Regarding George Will's "Elections, Free Speech . . ." [op-ed, Sept. 5]:

Why do conservative writers and pundits (and, yes, it really does seem peculiar to the conservatives) insist on painting people who disagree with them as wrong-headed devils? For example, George Will uses such phrases as "groups eager to expand government rationing of political speech" and "anti-First Amendment forces" when referring to those of us who believe that the election process is less than fully functional if not outright broken. It's not my goal to restrict speech in any way, but I'm not convinced that money equals speech in all cases. I just think that the present system produces lousy outcomes, and we need to look at ways to change it.

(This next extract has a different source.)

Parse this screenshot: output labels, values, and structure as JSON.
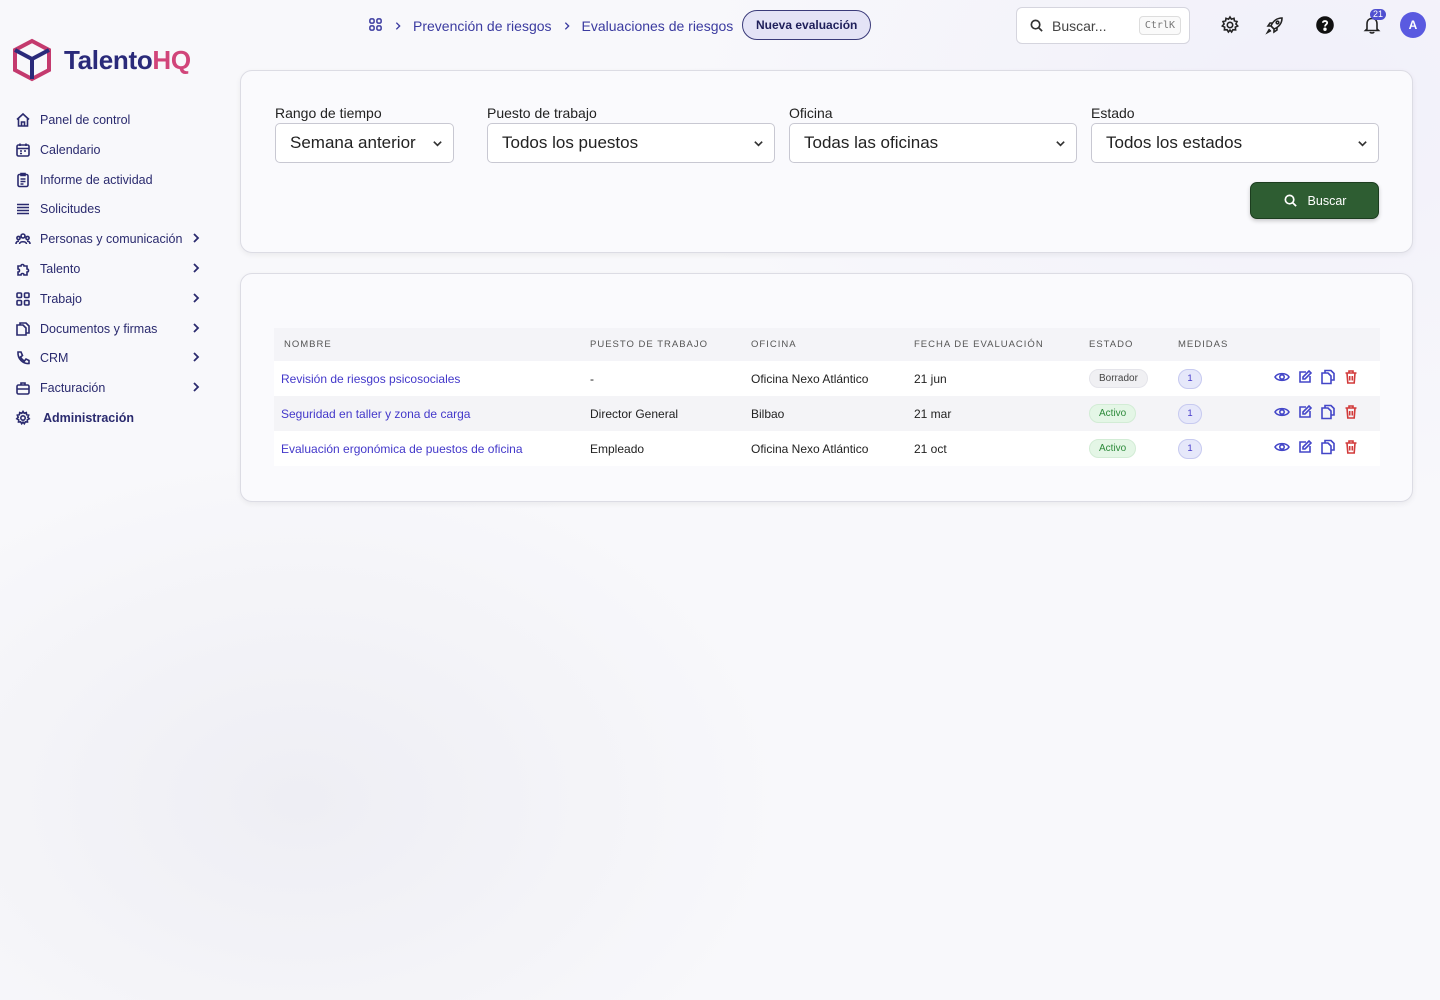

Mr. Will does not propose any alternative to the proposals on the table, so let me throw some out: (1) Start the formal presidential campaign no more than six months before the election. (I know this will not be good news for writers and others who make their living from such things.) (2) Expect the electronic media channels who use a spectrum that belongs to all of us to make time available to candidates for moderated discussions of the issues. Personal stuff is off the table here. (3) Have two national primaries. The first is a free for all with all citizens having one vote in each party on the ticket. The second is a choice between the two or three top vote getters from the first. (I'm really tired of people in Iowa and New Hampshire having choices on the ballot that I don't have.)

Given that everyone complains about the present system, it's fair to say that it's broken. Let's look for ways to fix it. And, please, let's stop making clever insinuations about the other side's motives, integrity and patriotism.


Silver Spring